Exercise instructions
Everything from the line with "Convert this screenshot" to the end of the material is to be retyped exactly, both ends included, and nothing else.

Supplied information
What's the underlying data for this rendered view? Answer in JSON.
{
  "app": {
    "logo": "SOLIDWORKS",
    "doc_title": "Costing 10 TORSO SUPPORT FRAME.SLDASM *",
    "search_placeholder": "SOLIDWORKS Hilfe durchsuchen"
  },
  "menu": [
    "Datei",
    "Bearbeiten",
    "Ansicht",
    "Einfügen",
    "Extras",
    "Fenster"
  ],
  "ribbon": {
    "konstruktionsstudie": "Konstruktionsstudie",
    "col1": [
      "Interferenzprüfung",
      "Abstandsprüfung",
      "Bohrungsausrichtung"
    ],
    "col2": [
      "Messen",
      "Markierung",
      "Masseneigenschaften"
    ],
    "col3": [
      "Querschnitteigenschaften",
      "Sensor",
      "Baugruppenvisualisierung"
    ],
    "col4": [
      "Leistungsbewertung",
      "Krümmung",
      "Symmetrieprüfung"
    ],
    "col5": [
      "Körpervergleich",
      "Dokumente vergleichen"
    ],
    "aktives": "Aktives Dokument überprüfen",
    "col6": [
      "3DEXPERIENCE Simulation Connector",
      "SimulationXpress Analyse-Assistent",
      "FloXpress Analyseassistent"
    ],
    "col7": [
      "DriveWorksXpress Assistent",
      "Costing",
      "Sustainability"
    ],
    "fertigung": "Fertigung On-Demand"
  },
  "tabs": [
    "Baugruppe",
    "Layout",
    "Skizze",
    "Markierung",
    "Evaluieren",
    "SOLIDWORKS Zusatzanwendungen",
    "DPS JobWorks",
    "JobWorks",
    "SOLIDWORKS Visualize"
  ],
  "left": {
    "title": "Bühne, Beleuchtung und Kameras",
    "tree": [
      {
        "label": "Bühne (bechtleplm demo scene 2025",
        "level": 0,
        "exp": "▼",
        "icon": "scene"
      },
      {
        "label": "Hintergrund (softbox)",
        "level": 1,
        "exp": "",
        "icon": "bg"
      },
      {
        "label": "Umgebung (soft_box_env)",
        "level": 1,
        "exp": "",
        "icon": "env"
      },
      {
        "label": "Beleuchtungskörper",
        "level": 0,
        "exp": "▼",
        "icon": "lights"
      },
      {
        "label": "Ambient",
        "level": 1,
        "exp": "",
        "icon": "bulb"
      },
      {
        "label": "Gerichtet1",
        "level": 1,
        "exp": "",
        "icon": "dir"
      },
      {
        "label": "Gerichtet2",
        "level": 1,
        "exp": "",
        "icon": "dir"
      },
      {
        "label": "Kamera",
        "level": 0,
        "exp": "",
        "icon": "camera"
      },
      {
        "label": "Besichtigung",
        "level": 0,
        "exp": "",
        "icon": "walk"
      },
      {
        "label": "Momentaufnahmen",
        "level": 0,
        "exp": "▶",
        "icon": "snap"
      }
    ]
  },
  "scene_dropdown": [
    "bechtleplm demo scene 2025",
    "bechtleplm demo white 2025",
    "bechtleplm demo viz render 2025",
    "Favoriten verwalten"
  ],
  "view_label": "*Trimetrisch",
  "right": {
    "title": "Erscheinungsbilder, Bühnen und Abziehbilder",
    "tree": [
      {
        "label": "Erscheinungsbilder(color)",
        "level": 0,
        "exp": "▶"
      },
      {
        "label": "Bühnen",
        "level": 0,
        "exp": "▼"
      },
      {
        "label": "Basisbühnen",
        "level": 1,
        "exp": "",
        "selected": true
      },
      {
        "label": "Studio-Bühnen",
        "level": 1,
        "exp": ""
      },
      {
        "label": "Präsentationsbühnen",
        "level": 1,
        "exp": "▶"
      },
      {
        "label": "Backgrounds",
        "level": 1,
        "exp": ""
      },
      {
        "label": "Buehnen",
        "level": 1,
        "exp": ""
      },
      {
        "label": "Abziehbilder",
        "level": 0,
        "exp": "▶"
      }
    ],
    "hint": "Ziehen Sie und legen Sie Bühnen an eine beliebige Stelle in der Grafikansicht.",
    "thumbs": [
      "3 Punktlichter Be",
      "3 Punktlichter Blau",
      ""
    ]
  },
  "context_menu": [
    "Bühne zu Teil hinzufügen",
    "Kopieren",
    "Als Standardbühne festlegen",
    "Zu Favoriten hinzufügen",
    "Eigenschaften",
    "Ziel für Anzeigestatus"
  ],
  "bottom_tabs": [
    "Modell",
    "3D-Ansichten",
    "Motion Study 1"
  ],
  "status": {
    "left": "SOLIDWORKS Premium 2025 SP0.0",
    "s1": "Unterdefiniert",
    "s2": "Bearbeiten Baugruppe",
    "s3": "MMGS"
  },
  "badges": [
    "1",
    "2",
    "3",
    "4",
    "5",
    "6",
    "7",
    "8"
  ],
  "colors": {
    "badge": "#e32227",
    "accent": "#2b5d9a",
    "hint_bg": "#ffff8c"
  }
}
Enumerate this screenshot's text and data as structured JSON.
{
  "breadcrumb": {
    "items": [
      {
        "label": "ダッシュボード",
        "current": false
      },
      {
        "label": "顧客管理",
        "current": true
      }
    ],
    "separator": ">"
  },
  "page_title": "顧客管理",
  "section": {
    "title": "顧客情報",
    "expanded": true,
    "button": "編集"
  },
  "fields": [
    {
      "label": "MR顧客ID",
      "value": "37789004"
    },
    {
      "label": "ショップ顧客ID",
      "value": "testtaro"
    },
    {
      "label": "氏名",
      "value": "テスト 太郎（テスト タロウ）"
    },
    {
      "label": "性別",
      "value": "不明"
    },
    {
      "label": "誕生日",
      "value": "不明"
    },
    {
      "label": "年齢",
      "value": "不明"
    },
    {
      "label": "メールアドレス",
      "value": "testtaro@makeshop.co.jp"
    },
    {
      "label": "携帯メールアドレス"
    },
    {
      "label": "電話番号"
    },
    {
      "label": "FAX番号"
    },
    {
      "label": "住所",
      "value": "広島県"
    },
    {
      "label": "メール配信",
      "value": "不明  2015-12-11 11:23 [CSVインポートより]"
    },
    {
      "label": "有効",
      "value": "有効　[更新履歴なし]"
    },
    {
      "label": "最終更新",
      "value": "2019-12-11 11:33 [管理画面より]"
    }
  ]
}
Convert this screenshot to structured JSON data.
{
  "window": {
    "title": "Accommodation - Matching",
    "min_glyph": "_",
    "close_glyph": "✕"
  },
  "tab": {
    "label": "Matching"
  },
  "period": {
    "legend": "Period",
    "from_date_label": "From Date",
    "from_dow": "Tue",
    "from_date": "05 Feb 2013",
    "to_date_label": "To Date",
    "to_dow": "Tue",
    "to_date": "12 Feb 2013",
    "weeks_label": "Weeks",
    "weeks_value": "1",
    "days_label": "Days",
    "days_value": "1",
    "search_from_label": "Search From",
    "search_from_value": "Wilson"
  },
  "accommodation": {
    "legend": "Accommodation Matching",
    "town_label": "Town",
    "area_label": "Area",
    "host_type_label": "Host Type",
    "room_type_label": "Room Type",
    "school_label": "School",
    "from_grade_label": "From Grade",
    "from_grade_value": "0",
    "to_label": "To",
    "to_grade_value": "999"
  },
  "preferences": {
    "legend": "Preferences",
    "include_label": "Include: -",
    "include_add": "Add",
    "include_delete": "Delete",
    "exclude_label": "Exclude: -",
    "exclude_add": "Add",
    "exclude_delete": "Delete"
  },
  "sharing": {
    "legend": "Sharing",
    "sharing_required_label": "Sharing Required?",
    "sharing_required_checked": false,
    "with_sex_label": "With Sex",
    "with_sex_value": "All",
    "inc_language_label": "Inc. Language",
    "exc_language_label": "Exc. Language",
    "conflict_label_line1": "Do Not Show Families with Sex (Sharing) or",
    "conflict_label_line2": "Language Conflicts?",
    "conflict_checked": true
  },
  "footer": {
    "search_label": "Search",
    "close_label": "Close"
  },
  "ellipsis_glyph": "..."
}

Written response
Convert this screenshot to structured JSON data.
{
  "window": {
    "title": "Accommodation - Matching",
    "min_glyph": "_",
    "close_glyph": "✕"
  },
  "tab": {
    "label": "Matching"
  },
  "period": {
    "legend": "Period",
    "from_date_label": "From Date",
    "from_dow": "Tue",
    "from_date": "05 Feb 2013",
    "to_date_label": "To Date",
    "to_dow": "Tue",
    "to_date": "12 Feb 2013",
    "weeks_label": "Weeks",
    "weeks_value": "1",
    "days_label": "Days",
    "days_value": "1",
    "search_from_label": "Search From",
    "search_from_value": "Wilson"
  },
  "accommodation": {
    "legend": "Accommodation Matching",
    "town_label": "Town",
    "area_label": "Area",
    "host_type_label": "Host Type",
    "room_type_label": "Room Type",
    "school_label": "School",
    "from_grade_label": "From Grade",
    "from_grade_value": "0",
    "to_label": "To",
    "to_grade_value": "999"
  },
  "preferences": {
    "legend": "Preferences",
    "include_label": "Include: -",
    "include_add": "Add",
    "include_delete": "Delete",
    "exclude_label": "Exclude: -",
    "exclude_add": "Add",
    "exclude_delete": "Delete"
  },
  "sharing": {
    "legend": "Sharing",
    "sharing_required_label": "Sharing Required?",
    "sharing_required_checked": false,
    "with_sex_label": "With Sex",
    "with_sex_value": "All",
    "inc_language_label": "Inc. Language",
    "exc_language_label": "Exc. Language",
    "conflict_label_line1": "Do Not Show Families with Sex (Sharing) or",
    "conflict_label_line2": "Language Conflicts?",
    "conflict_checked": true
  },
  "footer": {
    "search_label": "Search",
    "close_label": "Close"
  },
  "ellipsis_glyph": "..."
}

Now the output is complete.